As with all medical intervention in general, psychiatry is particularly troubled with tunnel vision that fails to see the big picture of individual's life and population health in general. New drugs pop up too fast to effectively study their long-term consequences. They are subject to prescription fashions that wax and wane. As barbiturates gave way to benzodiazepines, and benzodiazepines to Prozac, a well-meaning psychiatrist is often confused by a welter of contradictory data, never-ending lists of contradictory side-effects and the scourge of scientific observation: guaranteed false data coming from patients who always have multiple reasons for lying to their doctor. Making all patient history records near-to useless. Patients often change doctors to suit their dream prescription, or seek parallel advice and contradictory prescription from different sources. They rarely stick to the drug timing and dosage.

For the record, at the moment of writing, the drug array in use in the presented example was:

  • antidepressant venlafaxine that is able to lengthen the period of the circadian cycle (8 am, half-life 10 hours)
  • antipsychotic aripiprazole (8 am, half-life 75 hours)
  • anxiolytic benzodiazapine lorazepam (6 pm, 2.5 mg, half-life 15 hours): in use for years instead of the recommended weeks, despite various side effects including severe sleep apnea; possibly the prescribing physician was not aware of the fact
  • antipsychotic olanzapine (8 pm, 20 mg)
  • in addition: anticonvulsant lamotrigine (50 mg)

As of the moment of writing, I was not able to ascertain if these have been prescribed by a single psychiatrist and if the prescribing physician(s) had an insight into the patient's full medical history.

Example 2: Overmedication and daytime drowsiness

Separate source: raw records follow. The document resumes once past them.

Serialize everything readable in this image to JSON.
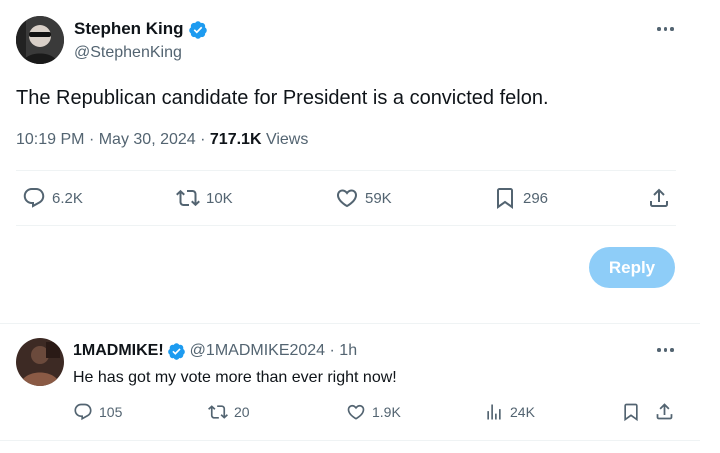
{
  "tweet": {
    "author_name": "Stephen King",
    "handle": "@StephenKing",
    "text": "The Republican candidate for President is a convicted felon.",
    "time": "10:19 PM",
    "date": "May 30, 2024",
    "views_count": "717.1K",
    "views_label": "Views",
    "stats": {
      "replies": "6.2K",
      "reposts": "10K",
      "likes": "59K",
      "bookmarks": "296"
    }
  },
  "composer": {
    "reply_button_label": "Reply"
  },
  "reply": {
    "author_name": "1MADMIKE!",
    "handle": "@1MADMIKE2024",
    "time_ago": "1h",
    "text": "He has got my vote more than ever right now!",
    "stats": {
      "replies": "105",
      "reposts": "20",
      "likes": "1.9K",
      "views": "24K"
    }
  },
  "colors": {
    "accent": "#1d9bf0",
    "reply_button_disabled": "#8ecdf8",
    "text": "#0f1419",
    "muted": "#536471",
    "divider": "#eff3f4"
  }
}
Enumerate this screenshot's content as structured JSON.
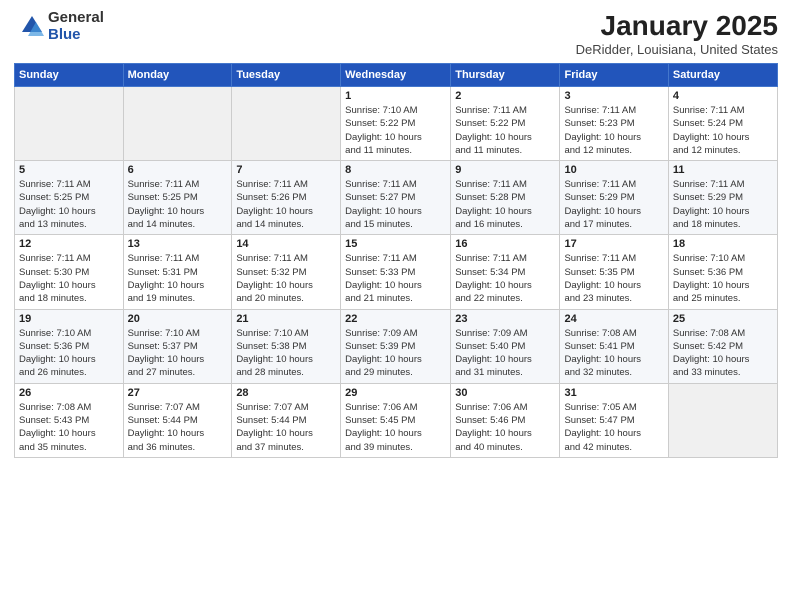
{
  "logo": {
    "general": "General",
    "blue": "Blue"
  },
  "title": {
    "month": "January 2025",
    "location": "DeRidder, Louisiana, United States"
  },
  "days_of_week": [
    "Sunday",
    "Monday",
    "Tuesday",
    "Wednesday",
    "Thursday",
    "Friday",
    "Saturday"
  ],
  "weeks": [
    [
      {
        "day": "",
        "content": ""
      },
      {
        "day": "",
        "content": ""
      },
      {
        "day": "",
        "content": ""
      },
      {
        "day": "1",
        "content": "Sunrise: 7:10 AM\nSunset: 5:22 PM\nDaylight: 10 hours\nand 11 minutes."
      },
      {
        "day": "2",
        "content": "Sunrise: 7:11 AM\nSunset: 5:22 PM\nDaylight: 10 hours\nand 11 minutes."
      },
      {
        "day": "3",
        "content": "Sunrise: 7:11 AM\nSunset: 5:23 PM\nDaylight: 10 hours\nand 12 minutes."
      },
      {
        "day": "4",
        "content": "Sunrise: 7:11 AM\nSunset: 5:24 PM\nDaylight: 10 hours\nand 12 minutes."
      }
    ],
    [
      {
        "day": "5",
        "content": "Sunrise: 7:11 AM\nSunset: 5:25 PM\nDaylight: 10 hours\nand 13 minutes."
      },
      {
        "day": "6",
        "content": "Sunrise: 7:11 AM\nSunset: 5:25 PM\nDaylight: 10 hours\nand 14 minutes."
      },
      {
        "day": "7",
        "content": "Sunrise: 7:11 AM\nSunset: 5:26 PM\nDaylight: 10 hours\nand 14 minutes."
      },
      {
        "day": "8",
        "content": "Sunrise: 7:11 AM\nSunset: 5:27 PM\nDaylight: 10 hours\nand 15 minutes."
      },
      {
        "day": "9",
        "content": "Sunrise: 7:11 AM\nSunset: 5:28 PM\nDaylight: 10 hours\nand 16 minutes."
      },
      {
        "day": "10",
        "content": "Sunrise: 7:11 AM\nSunset: 5:29 PM\nDaylight: 10 hours\nand 17 minutes."
      },
      {
        "day": "11",
        "content": "Sunrise: 7:11 AM\nSunset: 5:29 PM\nDaylight: 10 hours\nand 18 minutes."
      }
    ],
    [
      {
        "day": "12",
        "content": "Sunrise: 7:11 AM\nSunset: 5:30 PM\nDaylight: 10 hours\nand 18 minutes."
      },
      {
        "day": "13",
        "content": "Sunrise: 7:11 AM\nSunset: 5:31 PM\nDaylight: 10 hours\nand 19 minutes."
      },
      {
        "day": "14",
        "content": "Sunrise: 7:11 AM\nSunset: 5:32 PM\nDaylight: 10 hours\nand 20 minutes."
      },
      {
        "day": "15",
        "content": "Sunrise: 7:11 AM\nSunset: 5:33 PM\nDaylight: 10 hours\nand 21 minutes."
      },
      {
        "day": "16",
        "content": "Sunrise: 7:11 AM\nSunset: 5:34 PM\nDaylight: 10 hours\nand 22 minutes."
      },
      {
        "day": "17",
        "content": "Sunrise: 7:11 AM\nSunset: 5:35 PM\nDaylight: 10 hours\nand 23 minutes."
      },
      {
        "day": "18",
        "content": "Sunrise: 7:10 AM\nSunset: 5:36 PM\nDaylight: 10 hours\nand 25 minutes."
      }
    ],
    [
      {
        "day": "19",
        "content": "Sunrise: 7:10 AM\nSunset: 5:36 PM\nDaylight: 10 hours\nand 26 minutes."
      },
      {
        "day": "20",
        "content": "Sunrise: 7:10 AM\nSunset: 5:37 PM\nDaylight: 10 hours\nand 27 minutes."
      },
      {
        "day": "21",
        "content": "Sunrise: 7:10 AM\nSunset: 5:38 PM\nDaylight: 10 hours\nand 28 minutes."
      },
      {
        "day": "22",
        "content": "Sunrise: 7:09 AM\nSunset: 5:39 PM\nDaylight: 10 hours\nand 29 minutes."
      },
      {
        "day": "23",
        "content": "Sunrise: 7:09 AM\nSunset: 5:40 PM\nDaylight: 10 hours\nand 31 minutes."
      },
      {
        "day": "24",
        "content": "Sunrise: 7:08 AM\nSunset: 5:41 PM\nDaylight: 10 hours\nand 32 minutes."
      },
      {
        "day": "25",
        "content": "Sunrise: 7:08 AM\nSunset: 5:42 PM\nDaylight: 10 hours\nand 33 minutes."
      }
    ],
    [
      {
        "day": "26",
        "content": "Sunrise: 7:08 AM\nSunset: 5:43 PM\nDaylight: 10 hours\nand 35 minutes."
      },
      {
        "day": "27",
        "content": "Sunrise: 7:07 AM\nSunset: 5:44 PM\nDaylight: 10 hours\nand 36 minutes."
      },
      {
        "day": "28",
        "content": "Sunrise: 7:07 AM\nSunset: 5:44 PM\nDaylight: 10 hours\nand 37 minutes."
      },
      {
        "day": "29",
        "content": "Sunrise: 7:06 AM\nSunset: 5:45 PM\nDaylight: 10 hours\nand 39 minutes."
      },
      {
        "day": "30",
        "content": "Sunrise: 7:06 AM\nSunset: 5:46 PM\nDaylight: 10 hours\nand 40 minutes."
      },
      {
        "day": "31",
        "content": "Sunrise: 7:05 AM\nSunset: 5:47 PM\nDaylight: 10 hours\nand 42 minutes."
      },
      {
        "day": "",
        "content": ""
      }
    ]
  ]
}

The second example shows another severely medicated case. 56-year-old male retiree carries on on an equally potent cocktail of drugs. In this case, poorly-planned irregular free running sleep helps reveal the degree of daytime sleepiness with sleep episodes initiated regularly starting with the 3rd hour of wakefulness, short and early forbidden zone in the hours 7-9, and preference for short waking day of 12-18 hours:

A 56-year-old male retiree carrying on on a potent cocktail of drugs

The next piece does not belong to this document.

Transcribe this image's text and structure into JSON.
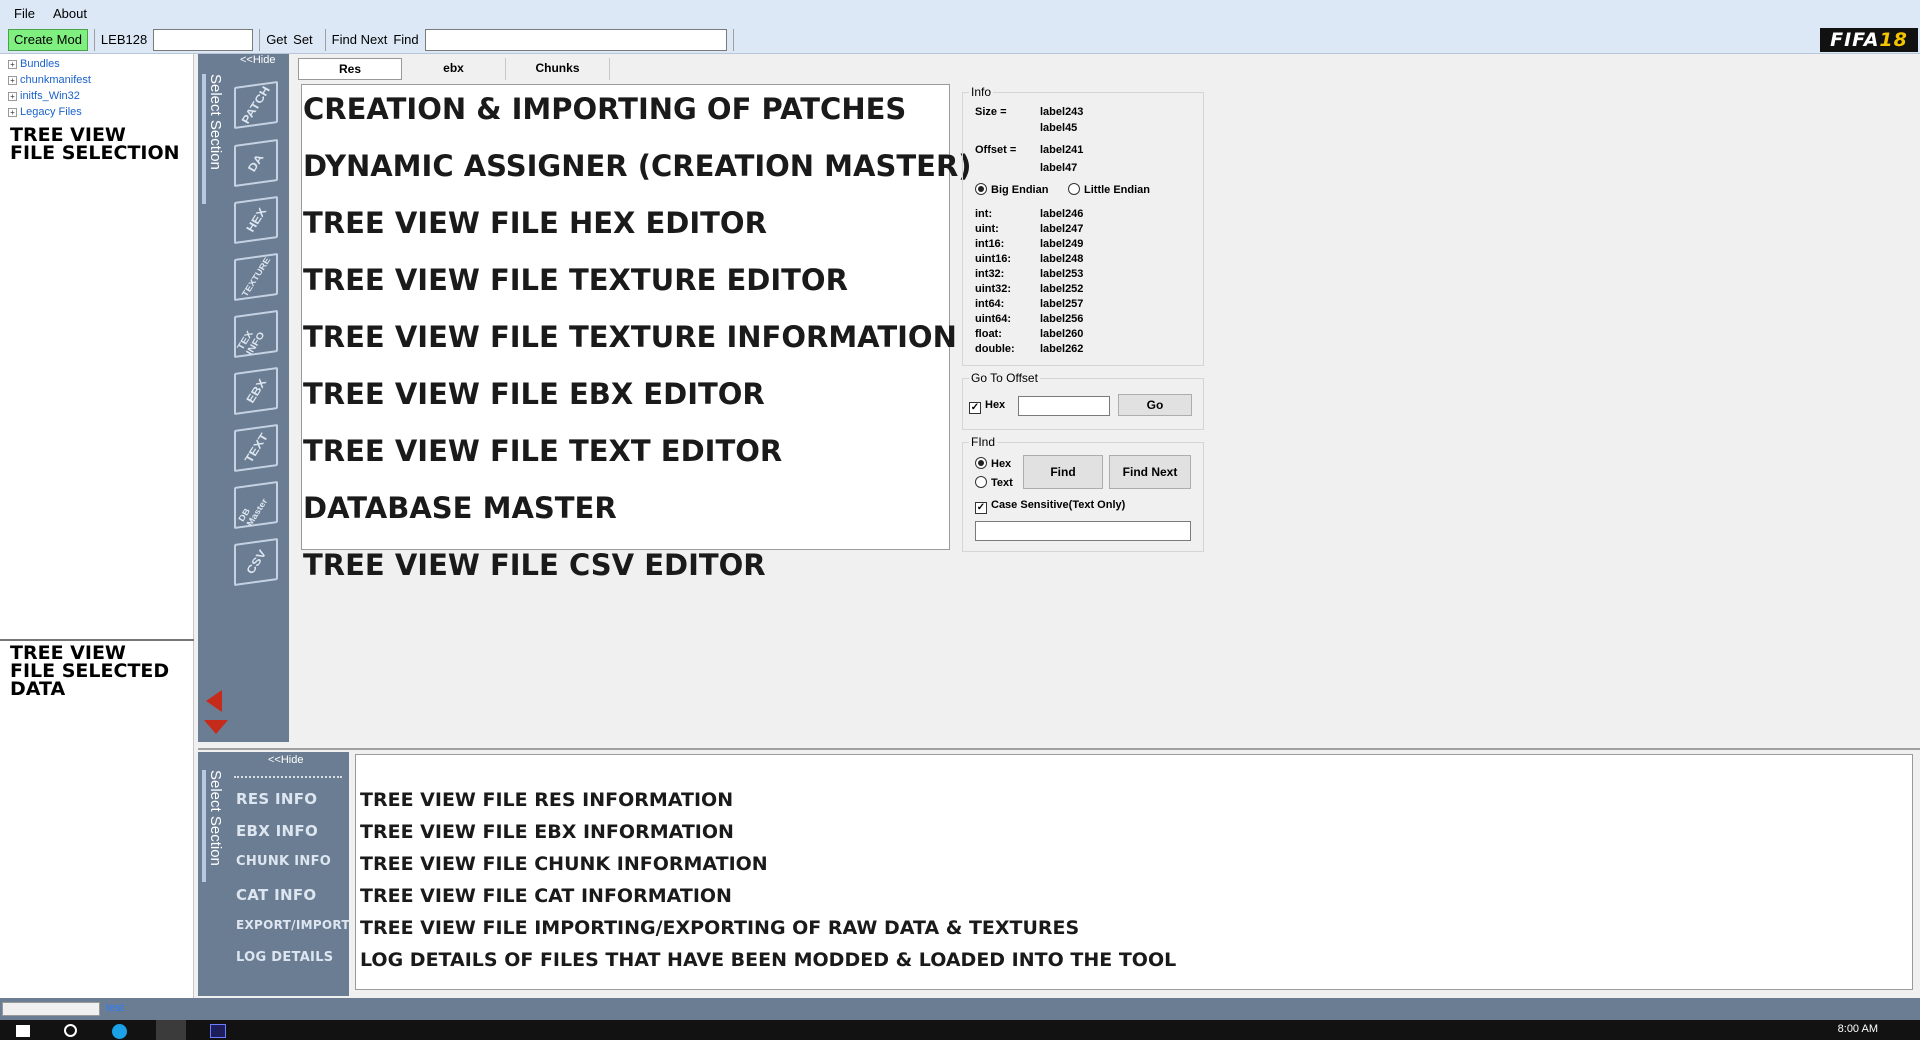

Perhaps due to the impact of the sedatives, the length of sleep episodes may reach an equivalent of a full night's sleep at practically any time of the day. Needless to say, the subject is hardly able to function cognitively and complains of never-ending tiredness. The drugs used in this case: